Interviewer: Is it a surprise to a criminal defense attorney that immigration consequences come about from criminal activity? And if it’s a surprise, how do immigration consequences even come stem from a criminal conviction?
It Is Important to Remember That Immigration Law Is Governed Federally
Ron: Well, most of the immigration consequences of crimes are triggered by a criminal conviction that meets a certain description. These convictions may trigger a ground of deportation, inadmissibility, which we’ll talk about later on, or a bar to relief in immigration court. Federal immigration law, rather than the law of New Jersey or any other state, governs whether or not a conviction exists.
The general rule is that a deferred adjudication of guilt, such as a PTI or a judge not sentencing you, still constitutes a conviction for immigration purposes, that is if it meets the immigration law definition, even if it doesn’t meet the state law.
If the state doesn’t consider it a conviction, immigration might. There is a formal definition of conviction.
Basically it’s a finding of guilt, which can be based upon either a guilty verdict from a judge or a jury or the defendant enters a guilty plea and there has to be some type of sentence imposed. That could be level of sentencing. It could be a fine. It could be probation, any kind of restraint on the non-citizen’s liberty. That’s the definition of a conviction and that, 99.9% of the time, triggers the immigration consequences.
What is Categorical Analysis?
Interviewer: You mentioned the term “categorical analysis.” What is that?
Ron: Immigration authorities use a special form of analysis. It’s called the categorical analysis, and they use it to determine whether a criminal conviction will cause the non-citizen to fall within any of the conviction-based grounds of removal or trigger a bar to relief. Counsel can use this same analysis to identify or create a criminal conviction that will avoid the removability factor.
Without going into a lot of detail, I’ve laid out a flowchart as an appendix that you can look at and you’ll see how the analysis flows. Also, immigration authorities can sometimes go beyond the statute and look at certain documents, and they call that the record of conviction.
Immigration Authorities Can Incorporate Modified Categorical Analysis

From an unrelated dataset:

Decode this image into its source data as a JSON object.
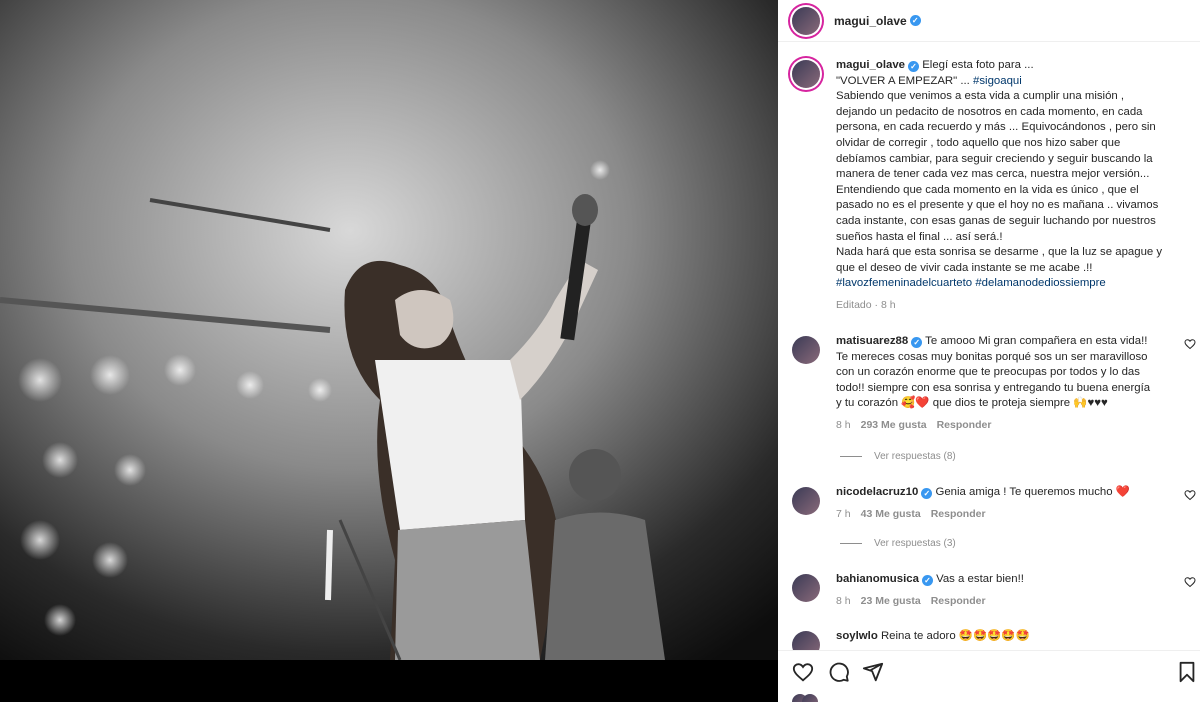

This is called the modified categorical analysis, which is properly used when the statute has subdivisions. What do I mean by that? As a perfect example, New Jersey has a statute “endangering the welfare of a minor.” The first section deals with non-sexual type of endangerment and there’s another subsection that deals with sexual type of conduct. So in that case, you would explore this modified categorical approach to try to make sure that your client fits into the first subsection, as opposed to the second subsection.
Criminal Conduct Without a Conviction
Interviewer: So besides a conviction, are there other ways that immigration consequences relate to a criminal case?
Ron: There are additional ways. A relatively small number of immigration consequences are triggered by what we call “criminal conduct” even if a conviction does not result. These cases do occur few and far in between and usually result if the government has, let’s say, a reason to believe that you’ve been a drug dealer or they have a reason to believe that you’ve engaged in prostitution.
So conduct-based immigration consequences could flow from criminal conduct even though no criminal conviction has occurred.